The Great Majestic Deer was now about four feet from me. I was frozen. I could not move. And, with all the courage that I could dig deeply from within the core of my soul, I looked the huge beast deep in its eyes. The grand deer looked back at me and flung its head back in a fury. Then lowered his head, turned around and ran into the thick of the April forest. I felt a deep blessing succumb my heart, mind, and soul. I had looked the Great Majestic Buck deep into his eyes and he looked deep into mine. From that point on, I would never be the same.

I walked down the forest path. As I stood within eye’s view of the old Morris Canal, l could see the foundation of my great grandfather’s icehouse. William Mabey had built the icehouse with the help of my grandfather and Grandpa’s brother, Earl. Sadly, Earl was killed in battle, in France during World War I.

When I came upon the foundation to the old Mabey Ice House, I sat upon the stone foundation and looked at the still, murky waters of the old Morris Canal, that lied just a few feet north of the old foundation. The memory of the Great Majestic Buck was engraved upon the deepest chambers of my heart. Perhaps Grandpa’s legend was not a fairy tale, perhaps there was a great depth of truth to the old Mabey Legend.

At the age of 13, in early April of 1967, I felt my grandfather’s gift of story telling fill my heart. I had looked the Great Majestic Buck Deer in the eye. I was now marked with the gift of a special calling. I knew deep in the chambers of my heart, that the great buck had blessed me with the calling of story telling. There was no doubt in my heart. None at all.

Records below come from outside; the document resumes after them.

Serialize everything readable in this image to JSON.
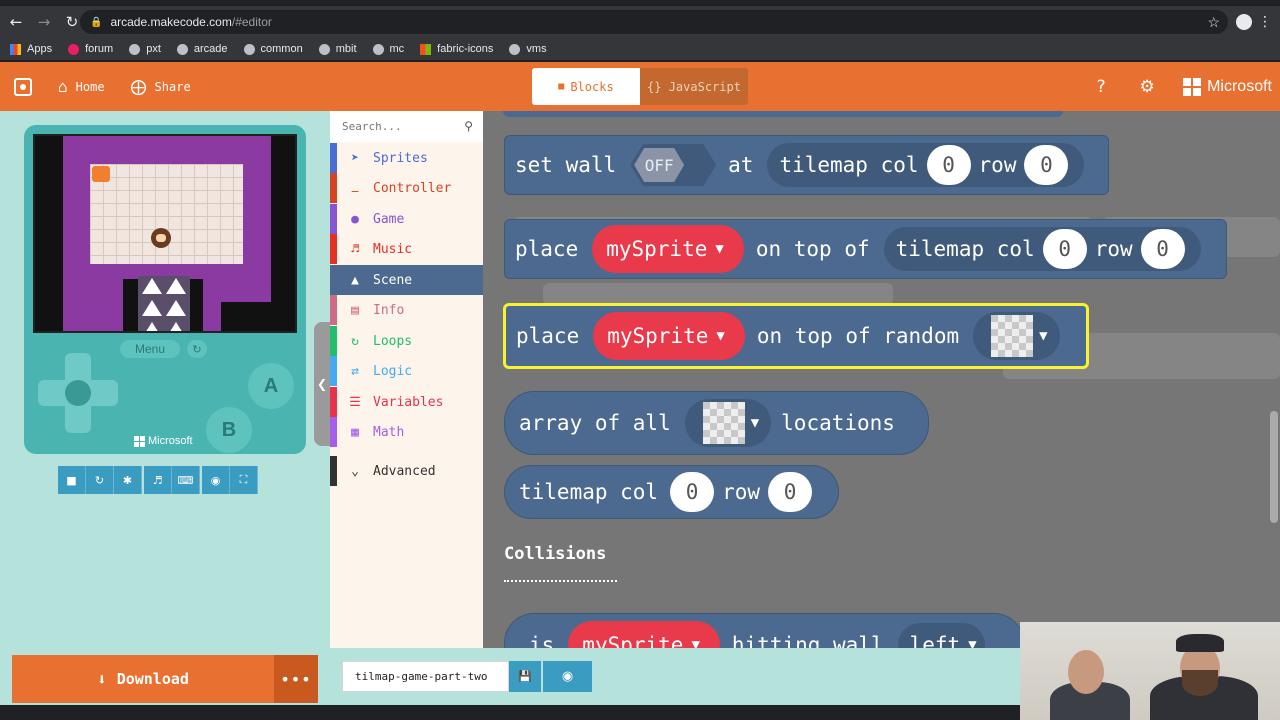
{
  "browser": {
    "url_host": "arcade.makecode.com",
    "url_path": "/#editor",
    "bookmarks": [
      "Apps",
      "forum",
      "pxt",
      "arcade",
      "common",
      "mbit",
      "mc",
      "fabric-icons",
      "vms"
    ]
  },
  "header": {
    "home_label": "Home",
    "share_label": "Share",
    "blocks_label": "Blocks",
    "javascript_label": "{} JavaScript",
    "brand": "Microsoft"
  },
  "simulator": {
    "menu_label": "Menu",
    "a_label": "A",
    "b_label": "B",
    "brand": "Microsoft"
  },
  "toolbox": {
    "search_placeholder": "Search...",
    "categories": [
      {
        "label": "Sprites",
        "icon": "paper-plane-icon",
        "color": "#4b6cd4"
      },
      {
        "label": "Controller",
        "icon": "gamepad-icon",
        "color": "#d54322"
      },
      {
        "label": "Game",
        "icon": "circle-icon",
        "color": "#8854d0"
      },
      {
        "label": "Music",
        "icon": "headphones-icon",
        "color": "#e63022"
      },
      {
        "label": "Scene",
        "icon": "tree-icon",
        "color": "#4c6a8f"
      },
      {
        "label": "Info",
        "icon": "id-card-icon",
        "color": "#cf6a87"
      },
      {
        "label": "Loops",
        "icon": "refresh-icon",
        "color": "#20bf6b"
      },
      {
        "label": "Logic",
        "icon": "shuffle-icon",
        "color": "#45aaf2"
      },
      {
        "label": "Variables",
        "icon": "list-icon",
        "color": "#e7344c"
      },
      {
        "label": "Math",
        "icon": "calculator-icon",
        "color": "#a55eea"
      }
    ],
    "advanced_label": "Advanced"
  },
  "blocks": {
    "set_wall": {
      "kw": "set wall",
      "toggle": "OFF",
      "at": "at",
      "tilemap": "tilemap col",
      "col": "0",
      "row_label": "row",
      "row": "0"
    },
    "place_on_tile": {
      "kw": "place",
      "sprite": "mySprite",
      "on_top": "on top of",
      "tilemap": "tilemap col",
      "col": "0",
      "row_label": "row",
      "row": "0"
    },
    "place_random": {
      "kw": "place",
      "sprite": "mySprite",
      "on_top": "on top of random"
    },
    "array_of": {
      "kw": "array of all",
      "suffix": "locations"
    },
    "tilemap_col": {
      "kw": "tilemap col",
      "col": "0",
      "row_label": "row",
      "row": "0"
    },
    "collisions_label": "Collisions",
    "hitting": {
      "kw": "is",
      "sprite": "mySprite",
      "mid": "hitting wall",
      "dir": "left"
    }
  },
  "project": {
    "filename": "tilmap-game-part-two",
    "download_label": "Download"
  },
  "colors": {
    "accent": "#e87030",
    "scene": "#4c6a8f",
    "sprite_var": "#e83a4a",
    "selected_outline": "#f8f230"
  }
}
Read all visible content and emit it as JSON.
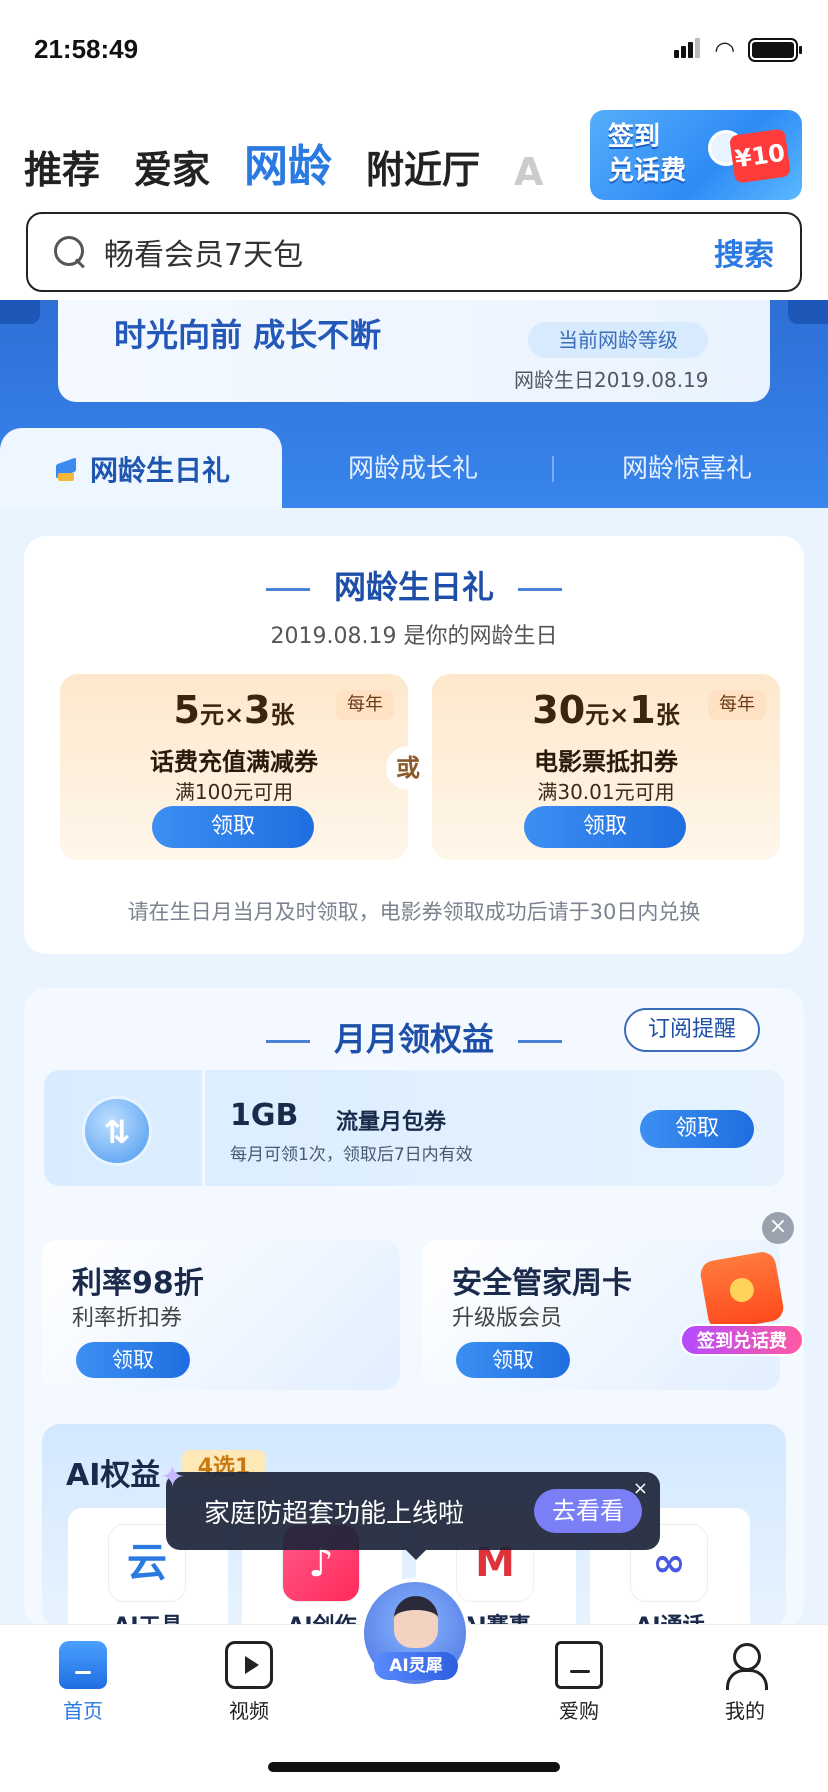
{
  "status": {
    "time": "21:58:49"
  },
  "top_tabs": [
    "推荐",
    "爱家",
    "网龄",
    "附近厅",
    "A"
  ],
  "sign_banner": {
    "line1": "签到",
    "line2": "兑话费",
    "badge": "¥10"
  },
  "search": {
    "placeholder": "畅看会员7天包",
    "button": "搜索"
  },
  "hero": {
    "slogan": "时光向前 成长不断",
    "level_label": "当前网龄等级",
    "birthday": "网龄生日2019.08.19"
  },
  "sub_tabs": [
    "网龄生日礼",
    "网龄成长礼",
    "网龄惊喜礼"
  ],
  "birthday_gift": {
    "title": "网龄生日礼",
    "subtitle": "2019.08.19 是你的网龄生日",
    "or_label": "或",
    "coupons": [
      {
        "amount": "5",
        "unit": "元",
        "times": "×",
        "count": "3",
        "count_unit": "张",
        "freq": "每年",
        "name": "话费充值满减券",
        "condition": "满100元可用",
        "button": "领取"
      },
      {
        "amount": "30",
        "unit": "元",
        "times": "×",
        "count": "1",
        "count_unit": "张",
        "freq": "每年",
        "name": "电影票抵扣券",
        "condition": "满30.01元可用",
        "button": "领取"
      }
    ],
    "note": "请在生日月当月及时领取，电影券领取成功后请于30日内兑换"
  },
  "monthly": {
    "title": "月月领权益",
    "subscribe": "订阅提醒",
    "flow": {
      "amount": "1GB",
      "label": "流量月包券",
      "desc": "每月可领1次，领取后7日内有效",
      "button": "领取"
    },
    "cards": [
      {
        "title": "利率98折",
        "subtitle": "利率折扣券",
        "button": "领取"
      },
      {
        "title": "安全管家周卡",
        "subtitle": "升级版会员",
        "button": "领取"
      }
    ],
    "ai": {
      "title": "AI权益",
      "tag": "4选1",
      "items": [
        {
          "name": "AI工具",
          "glyph": "云"
        },
        {
          "name": "AI创作",
          "glyph": "♪"
        },
        {
          "name": "AI赛事",
          "glyph": "M"
        },
        {
          "name": "AI通话",
          "glyph": "∞"
        }
      ]
    }
  },
  "toast": {
    "message": "家庭防超套功能上线啦",
    "button": "去看看",
    "close": "×"
  },
  "floating": {
    "label": "签到兑话费",
    "close": "×"
  },
  "bottom_nav": [
    {
      "label": "首页",
      "icon": "home-icon",
      "active": true
    },
    {
      "label": "视频",
      "icon": "video-icon"
    },
    {
      "label": "AI灵犀",
      "icon": "ai-assistant-icon"
    },
    {
      "label": "爱购",
      "icon": "shop-icon"
    },
    {
      "label": "我的",
      "icon": "profile-icon"
    }
  ],
  "colors": {
    "accent": "#2a7ae2",
    "hero_blue": "#3a8af0",
    "button_blue": "#1f6ee0"
  }
}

Richard Mabey Jr. is a freelance writer. He can be reached at [email protected]. Please put on the subject line: An April Story.